◆ WORK ITEM:
Find every line in the entries that holds the string "screenshot" and report it.

*** MATERIAL SHOWN Section Begins ***

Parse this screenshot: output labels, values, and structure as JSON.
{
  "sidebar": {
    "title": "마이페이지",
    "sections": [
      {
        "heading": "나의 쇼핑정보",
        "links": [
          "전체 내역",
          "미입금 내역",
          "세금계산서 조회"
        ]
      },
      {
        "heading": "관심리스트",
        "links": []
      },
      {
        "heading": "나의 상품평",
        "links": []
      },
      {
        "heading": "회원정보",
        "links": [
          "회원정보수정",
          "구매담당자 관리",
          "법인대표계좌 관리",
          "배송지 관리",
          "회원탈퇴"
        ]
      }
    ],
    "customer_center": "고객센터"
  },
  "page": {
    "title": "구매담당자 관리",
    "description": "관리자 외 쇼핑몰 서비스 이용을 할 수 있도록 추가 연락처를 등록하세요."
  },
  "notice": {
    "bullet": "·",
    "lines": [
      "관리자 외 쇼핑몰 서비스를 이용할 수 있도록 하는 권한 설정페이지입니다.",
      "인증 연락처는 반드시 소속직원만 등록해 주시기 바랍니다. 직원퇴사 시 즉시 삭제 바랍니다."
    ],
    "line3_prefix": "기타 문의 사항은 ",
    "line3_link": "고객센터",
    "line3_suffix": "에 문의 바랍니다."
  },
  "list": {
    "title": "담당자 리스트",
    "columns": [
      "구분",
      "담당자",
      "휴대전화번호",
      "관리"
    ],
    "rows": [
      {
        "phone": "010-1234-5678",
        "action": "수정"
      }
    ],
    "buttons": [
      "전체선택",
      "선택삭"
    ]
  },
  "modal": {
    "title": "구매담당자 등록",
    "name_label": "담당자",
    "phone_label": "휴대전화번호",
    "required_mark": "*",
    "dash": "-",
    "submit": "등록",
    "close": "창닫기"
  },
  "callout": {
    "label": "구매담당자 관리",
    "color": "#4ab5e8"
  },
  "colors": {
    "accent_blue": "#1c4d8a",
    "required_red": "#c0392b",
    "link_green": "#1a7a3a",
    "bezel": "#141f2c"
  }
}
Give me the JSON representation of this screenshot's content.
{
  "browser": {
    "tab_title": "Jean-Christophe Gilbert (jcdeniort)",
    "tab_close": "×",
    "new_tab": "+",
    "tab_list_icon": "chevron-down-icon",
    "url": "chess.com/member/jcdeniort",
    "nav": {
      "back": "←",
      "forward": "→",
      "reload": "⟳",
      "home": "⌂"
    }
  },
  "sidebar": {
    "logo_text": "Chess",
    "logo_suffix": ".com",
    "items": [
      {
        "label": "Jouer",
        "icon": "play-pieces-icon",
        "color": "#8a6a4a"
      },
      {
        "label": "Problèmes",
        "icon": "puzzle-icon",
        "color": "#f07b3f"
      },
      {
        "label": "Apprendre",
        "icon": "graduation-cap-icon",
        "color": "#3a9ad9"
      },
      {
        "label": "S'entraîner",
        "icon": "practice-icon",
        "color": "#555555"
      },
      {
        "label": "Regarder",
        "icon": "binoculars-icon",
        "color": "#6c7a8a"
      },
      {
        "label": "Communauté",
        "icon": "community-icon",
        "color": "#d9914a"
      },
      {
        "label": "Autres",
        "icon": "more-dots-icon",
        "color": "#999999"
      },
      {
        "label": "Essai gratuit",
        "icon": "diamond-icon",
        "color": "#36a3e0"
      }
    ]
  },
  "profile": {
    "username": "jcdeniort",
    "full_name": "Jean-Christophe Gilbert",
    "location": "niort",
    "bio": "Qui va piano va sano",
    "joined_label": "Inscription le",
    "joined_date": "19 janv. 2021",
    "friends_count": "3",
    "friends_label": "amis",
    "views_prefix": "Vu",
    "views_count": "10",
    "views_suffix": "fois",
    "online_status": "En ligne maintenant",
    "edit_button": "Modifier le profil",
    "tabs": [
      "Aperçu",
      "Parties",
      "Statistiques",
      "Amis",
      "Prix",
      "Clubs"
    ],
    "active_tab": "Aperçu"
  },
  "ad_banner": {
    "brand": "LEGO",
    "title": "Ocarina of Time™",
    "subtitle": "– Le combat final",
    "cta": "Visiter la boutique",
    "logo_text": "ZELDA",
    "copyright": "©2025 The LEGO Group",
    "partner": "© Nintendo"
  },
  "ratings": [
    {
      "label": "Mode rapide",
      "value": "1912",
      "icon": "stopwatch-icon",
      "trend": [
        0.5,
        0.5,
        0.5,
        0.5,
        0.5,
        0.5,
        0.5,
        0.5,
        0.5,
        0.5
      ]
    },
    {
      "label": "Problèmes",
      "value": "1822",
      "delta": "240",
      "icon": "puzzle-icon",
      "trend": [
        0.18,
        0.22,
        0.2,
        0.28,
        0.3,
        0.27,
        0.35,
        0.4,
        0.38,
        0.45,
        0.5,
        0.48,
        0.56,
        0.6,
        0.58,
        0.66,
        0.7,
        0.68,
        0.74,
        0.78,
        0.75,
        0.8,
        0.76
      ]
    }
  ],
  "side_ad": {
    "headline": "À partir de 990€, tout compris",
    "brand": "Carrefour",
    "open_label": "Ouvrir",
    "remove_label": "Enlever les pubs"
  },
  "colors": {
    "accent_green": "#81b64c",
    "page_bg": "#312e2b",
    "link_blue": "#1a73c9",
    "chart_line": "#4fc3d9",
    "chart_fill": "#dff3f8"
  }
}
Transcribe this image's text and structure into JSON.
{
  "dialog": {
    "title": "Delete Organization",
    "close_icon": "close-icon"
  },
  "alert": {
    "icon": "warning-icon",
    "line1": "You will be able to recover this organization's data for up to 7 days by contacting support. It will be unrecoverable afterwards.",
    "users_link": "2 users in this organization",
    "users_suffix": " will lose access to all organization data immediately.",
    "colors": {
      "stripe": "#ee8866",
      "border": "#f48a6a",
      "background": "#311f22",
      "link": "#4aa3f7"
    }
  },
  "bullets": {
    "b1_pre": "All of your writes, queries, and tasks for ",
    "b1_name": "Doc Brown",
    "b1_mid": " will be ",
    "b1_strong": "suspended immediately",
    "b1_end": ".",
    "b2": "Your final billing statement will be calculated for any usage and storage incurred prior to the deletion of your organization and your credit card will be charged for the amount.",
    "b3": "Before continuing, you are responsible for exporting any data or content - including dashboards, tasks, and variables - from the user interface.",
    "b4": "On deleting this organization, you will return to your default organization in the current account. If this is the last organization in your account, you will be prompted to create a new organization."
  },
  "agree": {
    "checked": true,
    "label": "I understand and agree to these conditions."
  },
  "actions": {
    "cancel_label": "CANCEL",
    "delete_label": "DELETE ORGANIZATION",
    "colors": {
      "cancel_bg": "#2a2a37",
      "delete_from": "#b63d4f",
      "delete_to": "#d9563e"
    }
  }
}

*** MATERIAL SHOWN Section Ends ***

◆ ANSWER FOR THIS EXERCISE:
Parse this screenshot: output labels, values, and structure as JSON.
Give me the JSON representation of this screenshot's content.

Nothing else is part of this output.